From the first line to the last, print the data exactly.
******
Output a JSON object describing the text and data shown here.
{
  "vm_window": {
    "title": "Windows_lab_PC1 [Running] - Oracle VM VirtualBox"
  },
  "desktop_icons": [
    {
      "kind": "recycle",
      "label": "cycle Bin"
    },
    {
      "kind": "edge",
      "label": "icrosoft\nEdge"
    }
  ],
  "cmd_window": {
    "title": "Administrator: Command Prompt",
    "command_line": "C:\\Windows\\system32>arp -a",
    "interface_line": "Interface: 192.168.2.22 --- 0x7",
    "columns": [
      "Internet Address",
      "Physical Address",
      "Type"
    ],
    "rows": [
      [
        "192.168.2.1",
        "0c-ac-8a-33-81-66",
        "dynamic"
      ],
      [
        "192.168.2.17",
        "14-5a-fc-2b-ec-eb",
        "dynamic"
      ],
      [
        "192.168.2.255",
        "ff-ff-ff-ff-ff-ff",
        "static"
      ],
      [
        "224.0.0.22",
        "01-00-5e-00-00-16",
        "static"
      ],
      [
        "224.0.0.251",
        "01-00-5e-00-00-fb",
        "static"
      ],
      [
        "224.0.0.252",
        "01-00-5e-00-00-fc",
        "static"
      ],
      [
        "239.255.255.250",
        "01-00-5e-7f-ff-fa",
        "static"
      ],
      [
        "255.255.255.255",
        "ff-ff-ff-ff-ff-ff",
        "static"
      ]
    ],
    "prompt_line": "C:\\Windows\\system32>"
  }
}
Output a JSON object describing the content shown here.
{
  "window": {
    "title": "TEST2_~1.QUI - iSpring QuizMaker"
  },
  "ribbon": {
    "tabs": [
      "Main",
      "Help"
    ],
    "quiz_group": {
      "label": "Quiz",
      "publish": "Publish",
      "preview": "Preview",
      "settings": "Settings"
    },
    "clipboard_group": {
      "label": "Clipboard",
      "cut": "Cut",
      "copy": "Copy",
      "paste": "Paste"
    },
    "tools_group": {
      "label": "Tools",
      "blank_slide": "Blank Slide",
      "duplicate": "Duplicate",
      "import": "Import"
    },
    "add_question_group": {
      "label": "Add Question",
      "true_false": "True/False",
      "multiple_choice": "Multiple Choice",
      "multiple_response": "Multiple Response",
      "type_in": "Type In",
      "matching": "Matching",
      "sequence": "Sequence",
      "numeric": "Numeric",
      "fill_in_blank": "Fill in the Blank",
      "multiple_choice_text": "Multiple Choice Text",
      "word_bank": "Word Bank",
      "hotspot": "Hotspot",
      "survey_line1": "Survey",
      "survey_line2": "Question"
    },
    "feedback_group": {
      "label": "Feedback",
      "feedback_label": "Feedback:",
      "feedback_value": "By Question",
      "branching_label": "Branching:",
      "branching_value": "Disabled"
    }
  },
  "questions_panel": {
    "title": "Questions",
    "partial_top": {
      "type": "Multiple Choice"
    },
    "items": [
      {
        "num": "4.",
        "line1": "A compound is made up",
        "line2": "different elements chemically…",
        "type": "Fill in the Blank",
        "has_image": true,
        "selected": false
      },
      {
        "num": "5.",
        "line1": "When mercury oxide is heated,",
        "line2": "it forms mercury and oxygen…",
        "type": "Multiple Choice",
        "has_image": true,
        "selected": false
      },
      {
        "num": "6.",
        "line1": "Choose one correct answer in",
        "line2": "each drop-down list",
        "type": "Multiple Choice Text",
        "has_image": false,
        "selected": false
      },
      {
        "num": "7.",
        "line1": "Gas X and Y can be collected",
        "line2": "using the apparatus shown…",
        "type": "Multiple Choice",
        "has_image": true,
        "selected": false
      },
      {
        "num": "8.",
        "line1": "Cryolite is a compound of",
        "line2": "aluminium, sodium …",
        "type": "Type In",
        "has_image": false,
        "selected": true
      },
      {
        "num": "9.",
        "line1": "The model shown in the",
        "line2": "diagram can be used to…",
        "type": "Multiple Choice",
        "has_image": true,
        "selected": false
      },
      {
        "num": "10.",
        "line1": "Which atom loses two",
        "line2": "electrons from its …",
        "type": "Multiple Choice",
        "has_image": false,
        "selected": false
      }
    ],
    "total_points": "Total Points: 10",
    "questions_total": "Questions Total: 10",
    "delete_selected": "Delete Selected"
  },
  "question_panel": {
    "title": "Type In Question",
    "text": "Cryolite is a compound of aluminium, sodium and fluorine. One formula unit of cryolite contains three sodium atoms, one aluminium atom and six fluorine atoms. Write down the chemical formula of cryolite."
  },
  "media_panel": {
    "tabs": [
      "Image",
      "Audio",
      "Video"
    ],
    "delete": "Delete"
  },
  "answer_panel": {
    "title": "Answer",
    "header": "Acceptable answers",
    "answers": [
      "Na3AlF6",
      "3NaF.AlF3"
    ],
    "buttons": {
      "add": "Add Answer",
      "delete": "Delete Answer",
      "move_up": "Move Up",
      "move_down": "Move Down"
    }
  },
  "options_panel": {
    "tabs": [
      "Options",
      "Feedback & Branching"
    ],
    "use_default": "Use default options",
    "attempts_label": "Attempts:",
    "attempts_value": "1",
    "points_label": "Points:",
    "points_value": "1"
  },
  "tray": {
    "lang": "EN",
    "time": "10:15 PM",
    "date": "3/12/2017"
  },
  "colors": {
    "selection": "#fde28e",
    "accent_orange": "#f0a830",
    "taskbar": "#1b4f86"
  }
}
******
### Output
Output a JSON object describing the text and data shown here.
{
  "vm_window": {
    "title": "Windows_lab_PC1 [Running] - Oracle VM VirtualBox"
  },
  "desktop_icons": [
    {
      "kind": "recycle",
      "label": "cycle Bin"
    },
    {
      "kind": "edge",
      "label": "icrosoft\nEdge"
    }
  ],
  "cmd_window": {
    "title": "Administrator: Command Prompt",
    "command_line": "C:\\Windows\\system32>arp -a",
    "interface_line": "Interface: 192.168.2.22 --- 0x7",
    "columns": [
      "Internet Address",
      "Physical Address",
      "Type"
    ],
    "rows": [
      [
        "192.168.2.1",
        "0c-ac-8a-33-81-66",
        "dynamic"
      ],
      [
        "192.168.2.17",
        "14-5a-fc-2b-ec-eb",
        "dynamic"
      ],
      [
        "192.168.2.255",
        "ff-ff-ff-ff-ff-ff",
        "static"
      ],
      [
        "224.0.0.22",
        "01-00-5e-00-00-16",
        "static"
      ],
      [
        "224.0.0.251",
        "01-00-5e-00-00-fb",
        "static"
      ],
      [
        "224.0.0.252",
        "01-00-5e-00-00-fc",
        "static"
      ],
      [
        "239.255.255.250",
        "01-00-5e-7f-ff-fa",
        "static"
      ],
      [
        "255.255.255.255",
        "ff-ff-ff-ff-ff-ff",
        "static"
      ]
    ],
    "prompt_line": "C:\\Windows\\system32>"
  }
}
Output a JSON object describing the content shown here.
{
  "window": {
    "title": "TEST2_~1.QUI - iSpring QuizMaker"
  },
  "ribbon": {
    "tabs": [
      "Main",
      "Help"
    ],
    "quiz_group": {
      "label": "Quiz",
      "publish": "Publish",
      "preview": "Preview",
      "settings": "Settings"
    },
    "clipboard_group": {
      "label": "Clipboard",
      "cut": "Cut",
      "copy": "Copy",
      "paste": "Paste"
    },
    "tools_group": {
      "label": "Tools",
      "blank_slide": "Blank Slide",
      "duplicate": "Duplicate",
      "import": "Import"
    },
    "add_question_group": {
      "label": "Add Question",
      "true_false": "True/False",
      "multiple_choice": "Multiple Choice",
      "multiple_response": "Multiple Response",
      "type_in": "Type In",
      "matching": "Matching",
      "sequence": "Sequence",
      "numeric": "Numeric",
      "fill_in_blank": "Fill in the Blank",
      "multiple_choice_text": "Multiple Choice Text",
      "word_bank": "Word Bank",
      "hotspot": "Hotspot",
      "survey_line1": "Survey",
      "survey_line2": "Question"
    },
    "feedback_group": {
      "label": "Feedback",
      "feedback_label": "Feedback:",
      "feedback_value": "By Question",
      "branching_label": "Branching:",
      "branching_value": "Disabled"
    }
  },
  "questions_panel": {
    "title": "Questions",
    "partial_top": {
      "type": "Multiple Choice"
    },
    "items": [
      {
        "num": "4.",
        "line1": "A compound is made up",
        "line2": "different elements chemically…",
        "type": "Fill in the Blank",
        "has_image": true,
        "selected": false
      },
      {
        "num": "5.",
        "line1": "When mercury oxide is heated,",
        "line2": "it forms mercury and oxygen…",
        "type": "Multiple Choice",
        "has_image": true,
        "selected": false
      },
      {
        "num": "6.",
        "line1": "Choose one correct answer in",
        "line2": "each drop-down list",
        "type": "Multiple Choice Text",
        "has_image": false,
        "selected": false
      },
      {
        "num": "7.",
        "line1": "Gas X and Y can be collected",
        "line2": "using the apparatus shown…",
        "type": "Multiple Choice",
        "has_image": true,
        "selected": false
      },
      {
        "num": "8.",
        "line1": "Cryolite is a compound of",
        "line2": "aluminium, sodium …",
        "type": "Type In",
        "has_image": false,
        "selected": true
      },
      {
        "num": "9.",
        "line1": "The model shown in the",
        "line2": "diagram can be used to…",
        "type": "Multiple Choice",
        "has_image": true,
        "selected": false
      },
      {
        "num": "10.",
        "line1": "Which atom loses two",
        "line2": "electrons from its …",
        "type": "Multiple Choice",
        "has_image": false,
        "selected": false
      }
    ],
    "total_points": "Total Points: 10",
    "questions_total": "Questions Total: 10",
    "delete_selected": "Delete Selected"
  },
  "question_panel": {
    "title": "Type In Question",
    "text": "Cryolite is a compound of aluminium, sodium and fluorine. One formula unit of cryolite contains three sodium atoms, one aluminium atom and six fluorine atoms. Write down the chemical formula of cryolite."
  },
  "media_panel": {
    "tabs": [
      "Image",
      "Audio",
      "Video"
    ],
    "delete": "Delete"
  },
  "answer_panel": {
    "title": "Answer",
    "header": "Acceptable answers",
    "answers": [
      "Na3AlF6",
      "3NaF.AlF3"
    ],
    "buttons": {
      "add": "Add Answer",
      "delete": "Delete Answer",
      "move_up": "Move Up",
      "move_down": "Move Down"
    }
  },
  "options_panel": {
    "tabs": [
      "Options",
      "Feedback & Branching"
    ],
    "use_default": "Use default options",
    "attempts_label": "Attempts:",
    "attempts_value": "1",
    "points_label": "Points:",
    "points_value": "1"
  },
  "tray": {
    "lang": "EN",
    "time": "10:15 PM",
    "date": "3/12/2017"
  },
  "colors": {
    "selection": "#fde28e",
    "accent_orange": "#f0a830",
    "taskbar": "#1b4f86"
  }
}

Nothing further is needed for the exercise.